What's good and what's bad in Bush's tax plan.
WHEN MARRIAGE BUFFS (like us) consider President Bush's proposed tax cuts, we don't obsess over whether they will be good for the economy, or for certain government programs, or for the Republican party. We lose sleep over whether they will be good for the institutions of marriage and the family. And for those who share our little fixation, here's the skinny: President Bush's tax plan contains one very good idea and one very bad one.
The good idea is doubling the child tax credit, from $500 to $1,000. This increase would reflect the principle that raising children is not only a private lifestyle choice, like raising geraniums, but also a socially necessary vocation that deserves and requires support from society.
Unlike reducing marginal rates, which disproportionately benefits the affluent, the child tax credit is non-regressive; the poorest taxpaying family benefits from it just as much as (and proportionately more than) the richest. Moreover, unlike the notoriously unfair dependent care tax credit, which provides tax relief to parents using commercial child care, the child tax credit helps all taxpaying families with children. (Indeed, as part of this year's tax package, we hope that the president and Congress will finally correct the inequity at the heart of the dependent care tax credit, either by replacing it with an even larger child tax credit -- say, $1,500 per child -- or by making it available on a non-discriminatory basis to all families with young children.)
At the same time, while the child tax credit helps many married parents, its connection to marriage itself is indirect. Because the credit is marriage-neutral, it fails to reflect any societal or policy understanding of what marriage is. To get at this deeper issue -- the one that truly sets the heart of the marriage buff aflutter -- we must look at what is surely the most misbegotten tax issue of the past two decades: the so-called marriage penalty. And here is where the Bush tax plan takes a wrong turn. Indeed, the president's proposal to reduce the marriage penalty would weaken marriage, not strengthen it.
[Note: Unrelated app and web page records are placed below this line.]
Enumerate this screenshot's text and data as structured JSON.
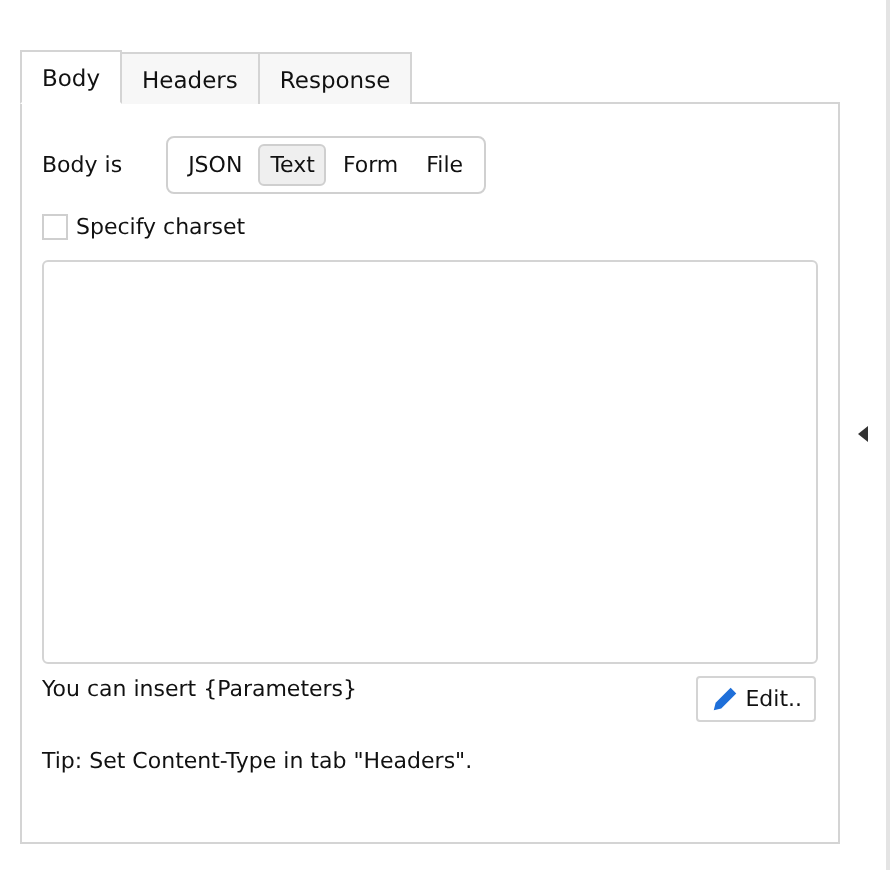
{
  "tabs": [
    {
      "label": "Body",
      "selected": true
    },
    {
      "label": "Headers",
      "selected": false
    },
    {
      "label": "Response",
      "selected": false
    }
  ],
  "body_type": {
    "label": "Body is",
    "options": [
      {
        "label": "JSON",
        "selected": false
      },
      {
        "label": "Text",
        "selected": true
      },
      {
        "label": "Form",
        "selected": false
      },
      {
        "label": "File",
        "selected": false
      }
    ]
  },
  "charset": {
    "label": "Specify charset",
    "checked": false
  },
  "hint": "You can insert {Parameters}",
  "edit_button": "Edit..",
  "tip": "Tip: Set Content-Type in tab \"Headers\"."
}
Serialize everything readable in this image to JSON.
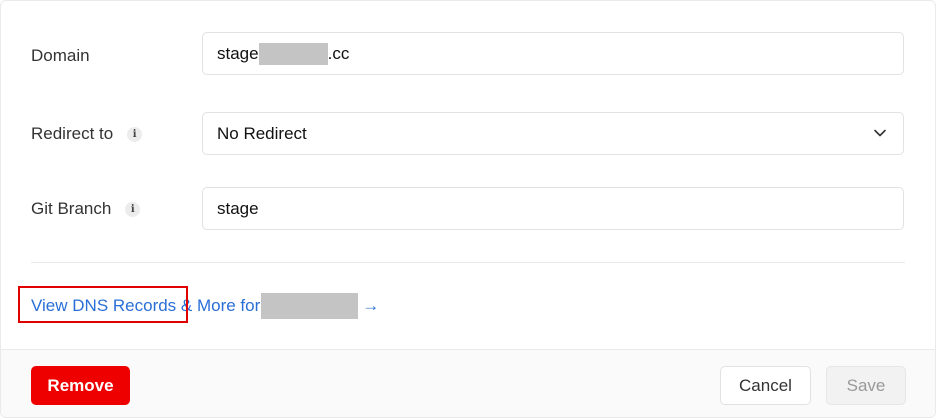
{
  "form": {
    "domain": {
      "label": "Domain",
      "value_prefix": "stage",
      "value_suffix": ".cc"
    },
    "redirect": {
      "label": "Redirect to",
      "value": "No Redirect"
    },
    "git_branch": {
      "label": "Git Branch",
      "value": "stage"
    },
    "info_icon_glyph": "i"
  },
  "dns_link": {
    "text_part1": "View DNS Records",
    "text_part2": " & More for",
    "arrow": "→"
  },
  "footer": {
    "remove_label": "Remove",
    "cancel_label": "Cancel",
    "save_label": "Save"
  },
  "colors": {
    "remove": "#ee0000",
    "link": "#2a6fd6",
    "highlight": "#e00000"
  }
}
To get this issue straight, we need to rewind the tape a bit. For marriage buffs, the tax question on which all else rides is whether we tax married persons as individuals, essentially as if they were single, or treat the married-couple household as a single unit of taxation. Because marriage buffs want public policy to recognize that marriage exists, we cling to the latter formula. Conversely, those who dislike marriage, as well as those who haven't thought it through, or who simply have other tax-policy fish to fry, almost always favor the tax-them-as-individuals approach.
Criticism of something called the "marriage penalty" -- defined as a married couple's paying more in taxes filing jointly than they would if they had remained single and filed separately -- first emerged in the United States in the 1970s. The proposed solution sprang from the ideological Left, and entered the U.S. debate in part by way of Swedish social radicalism: Ignore marriage altogether. Tax everyone individually. Such a shift in public policy would eliminate the marriage penalty, but it would also sharply scale back recognition of marriage in public policy and, in the process, create substantial economic disincentives for all forms of marital interdependence, including the decision of mothers to be at home with children. For the Left as a whole, this posed no problem. And for the anti-marriage Left, what a sweet irony. They could advance their agenda under the rhetorical guise of helping some married couples!
In the early 1980s, the story got even stranger, as eliminating the Left-defined "marriage penalty" suddenly became a pet cause of supply-side economists in the Reagan administration. Supply-siders' mission is to cut marginal tax rates to induce more and more Americans to get jobs and work longer hours, thus boosting the gross national product. In important respects, however, they are soul mates of the anti-marriage Left. Both groups see the world primarily in terms of autonomous individuals, not family units or people who depend on others. Both strongly favor the market economy over the household economy, and paid work over unpaid work. In particular, both groups look at able-bodied mothers at home with children and see a social problem.